Everywhere the Dragon Knight Stilt Theatre performers went Thursday during the opening day of the Utah Arts Festival, they were greeted with gasps, smiles, an unbroken line of camera phones, and people using words like "amazing," "cool" and "trippy."
On Thursday afternoon, Baraka, an 11-foot-tall dragon, leads the parade from Library Square to the City-County Building and the oohs and ahhs follow every step of the way.
A playful griffin named Griffin cranes her long feathery neck, sticking her beak into the faces of children, who react with a mix of shock and delight.
Meanwhile, a skittish 12-foot dragonfly tries to keep her wings from catching on the tree limbs, while their guide, a shaman, keeps the entourage moving smoothly.
These characters are part of the show at the 2012 Utah Arts Festival members of the Dragon Knight Stilt Theatre, a San Diego-based troupe providing street-theater surprises in the summer heat. (The group will perform on the Library Square grounds several times between now and Sunday.)
The dragon, griffin and dragonfly are elegantly constructed puppets, created by troupe founder Valerie Noden. They are made from wood, metal, fabric and feathers and controlled by levers, cords and pulleys.
As for their emotional makeup, the stilt-walking performers say the puppets have minds of their own. "Naturally, I'm not like that," Susan Kim, who performs Griffin, said after a performance Thursday afternoon. "I just ride Griffin, and that's how Griffin is."
The four performers start treating the puppets like real people, said Benjamin Gadbois, who plays the regal Baraka. "You get an attachment to an inanimate object that you bring to life," he said.
All four trained in various performing arts, Kim said. For example, the Brazilian-born Mindinho, who plays the shaman, is a master of the Brazilian martial art capoeira, while Avarra Ponto, who plays the dragonfly, trained as a dancer.
During a walk through the Utah Arts Festival grounds, Griffin was the most playful. Near the City-County Building, she poked her beak over the shoulder of Vancouver, B.C., digital artist Tanya Doskova as she tried to snap a photo of Baraka on her iPad.
"It goes well with my art," Doskova said of Baraka, a red-and-black creature constructed from bent strips of wood.
Everywhere the Dragon Knight stilt-walkers went at the festival Thursday, they were greeted with gasps, smiles and an unbroken line of camera phones. People along the route used words like "amazing," "cool" and "trippy." Another thing festivalgoers said was "they must be hot."
After all, the performers wear three to five layers of clothing, plus their harnesses. "We're shedding pounds this summer," Gadbois said.
But the view is terrific. "I'm 5-2," Kim said. "When I'm on stilts, I can see everything."
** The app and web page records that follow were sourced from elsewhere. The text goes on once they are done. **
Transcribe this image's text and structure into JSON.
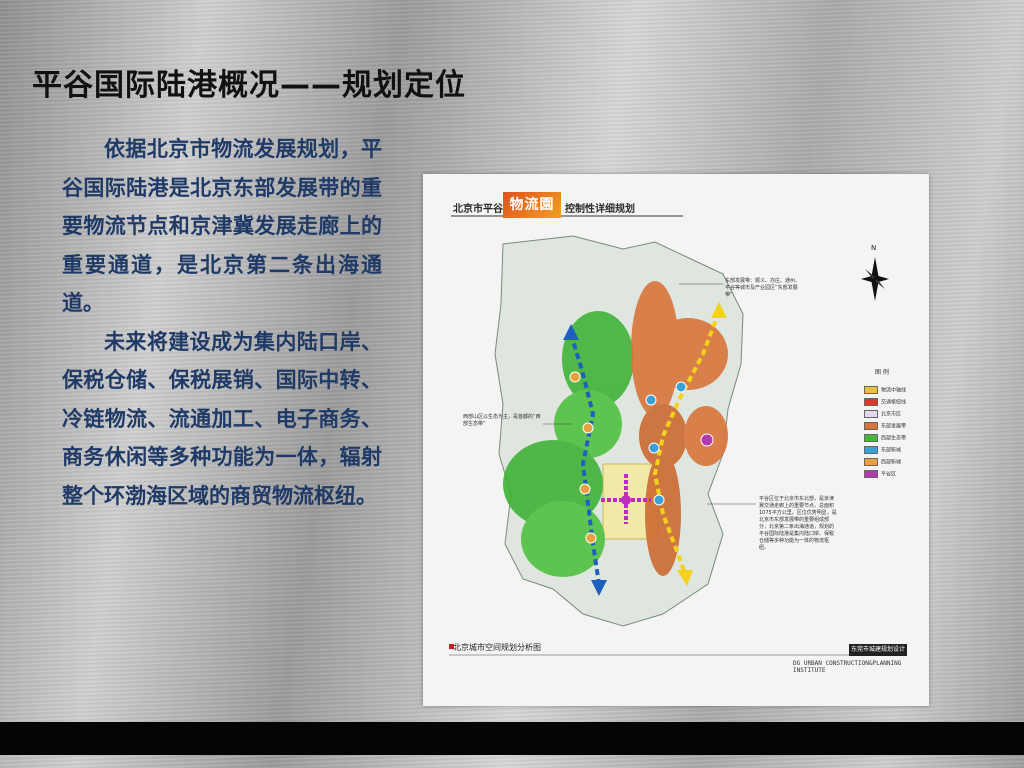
{
  "slide": {
    "title": "平谷国际陆港概况——规划定位",
    "paragraphs": [
      "依据北京市物流发展规划，平谷国际陆港是北京东部发展带的重要物流节点和京津冀发展走廊上的重要通道，是北京第二条出海通道。",
      "未来将建设成为集内陆口岸、保税仓储、保税展销、国际中转、冷链物流、流通加工、电子商务、商务休闲等多种功能为一体，辐射整个环渤海区域的商贸物流枢纽。"
    ]
  },
  "figure": {
    "header_left": "北京市平谷",
    "header_logo": "物流園",
    "header_right": "控制性详细规划",
    "caption": "北京城市空间规划分析图",
    "institute_cn": "东莞市城建规划设计院",
    "institute_en": "DG URBAN CONSTRUCTION&PLANNING INSTITUTE",
    "compass_label": "N",
    "legend_title": "图 例",
    "legend": [
      {
        "label": "物流中轴线",
        "color": "#e8c23a"
      },
      {
        "label": "交通枢纽线",
        "color": "#d93a2a"
      },
      {
        "label": "北京市区",
        "color": "#e3d8f0"
      },
      {
        "label": "东部发展带",
        "color": "#d9743a"
      },
      {
        "label": "西部生态带",
        "color": "#49b53c"
      },
      {
        "label": "东部新城",
        "color": "#3aa0d8"
      },
      {
        "label": "西部新城",
        "color": "#e8a040"
      },
      {
        "label": "平谷区",
        "color": "#b03ab0"
      }
    ],
    "annotations": {
      "top_right": "东部发展带：顺义、亦庄、通州、平谷等城市及产业园区“东部发展带”",
      "left_mid": "西部山区以生态为主，是首都的“西部生态带”",
      "right_lower": "平谷区位于北京市东北部，是京津冀交通走廊上的重要节点，总面积1075平方公里。区位优势明显，是北京市东部发展带的重要组成部分，北京第二条出海通道，规划的平谷国际陆港是集内陆口岸、保税仓储等多种功能为一体的物流枢纽。"
    }
  }
}
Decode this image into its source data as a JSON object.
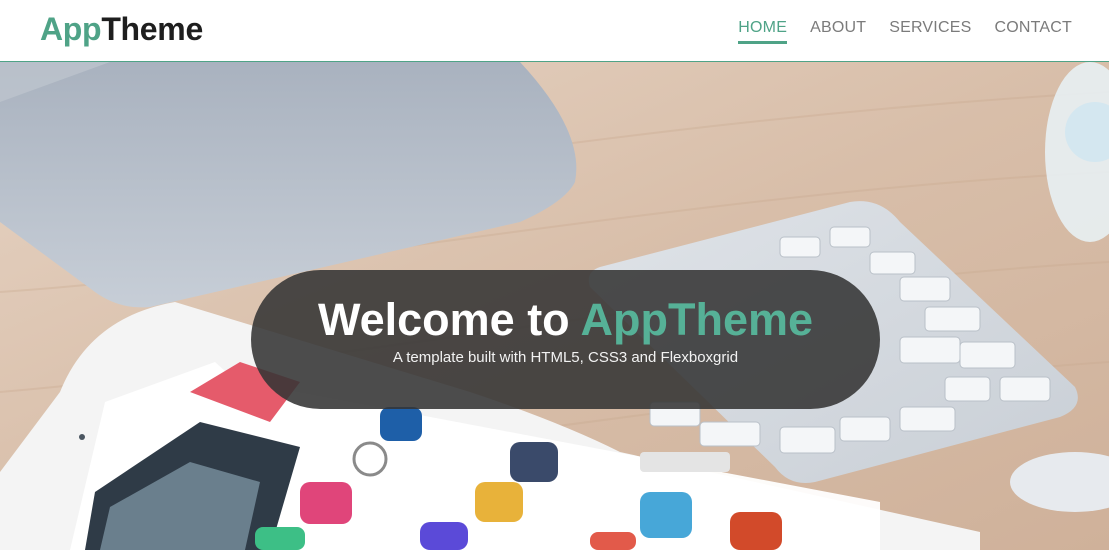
{
  "header": {
    "logo_part1": "App",
    "logo_part2": "Theme",
    "nav": {
      "home": "HOME",
      "about": "ABOUT",
      "services": "SERVICES",
      "contact": "CONTACT"
    },
    "active_item": "HOME"
  },
  "hero": {
    "title_part1": "Welcome to ",
    "title_part2": "AppTheme",
    "subtitle": "A template built with HTML5, CSS3 and Flexboxgrid",
    "background": "desk-with-monitor-keyboard-tablet-photo"
  },
  "colors": {
    "accent": "#4fa387",
    "text_dark": "#1e1e1e",
    "nav_text": "#7b7b7b",
    "banner_bg": "#343434"
  }
}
As evening fell on the festival's opening day, the crowd settled in for music, including a set by singer-songwriter James McMurtry, who played to a crowd of some 400 people on the Amphitheater Stage.
McMurtry expanded his audience Thursday to a new generation of fans, the children in attendance.
Strollers sprinkled the green as many concertgoers attempted to share McMurtry's rhythms with their sons and daughters.
John McCool of Salt Lake City helped his 3-year-old son Conley climb a pillar at the back of the amphitheater.
"He's pretty down home," McCool said of McMurtry. McCool has followed the musician for over five years.
McCool grabbed his son's hands and swayed to the music, "Salt Lake City doesn't get much better than this."
Three-month-old Presley Smith and her uncle Vaughn Smith also moved with the beat that McMurtry was putting down.
"We've been to a couple concerts and she's already grooving," Smith said.
As McMurtry fans enjoyed the music Thursday, they showed their little ones to do the same.
The Utah Arts Festival continues through Sunday.
Where • Library Square, 200 East and 400 South.
When • Noon to 11 p.m. daily.
Tickets • $10 for adults, $5 for seniors, free for kids 12 and under. (A lunch-hour special, Friday from noon to 3 p.m., will get you in for $5.)
More • Read Sean P. Means' blog posts from opening day at http://www.sltrib.com/Blogs/moviecricket.
Also • For an overview of the festival's music lineup, visit http://www.sltrib.com/lifestyle.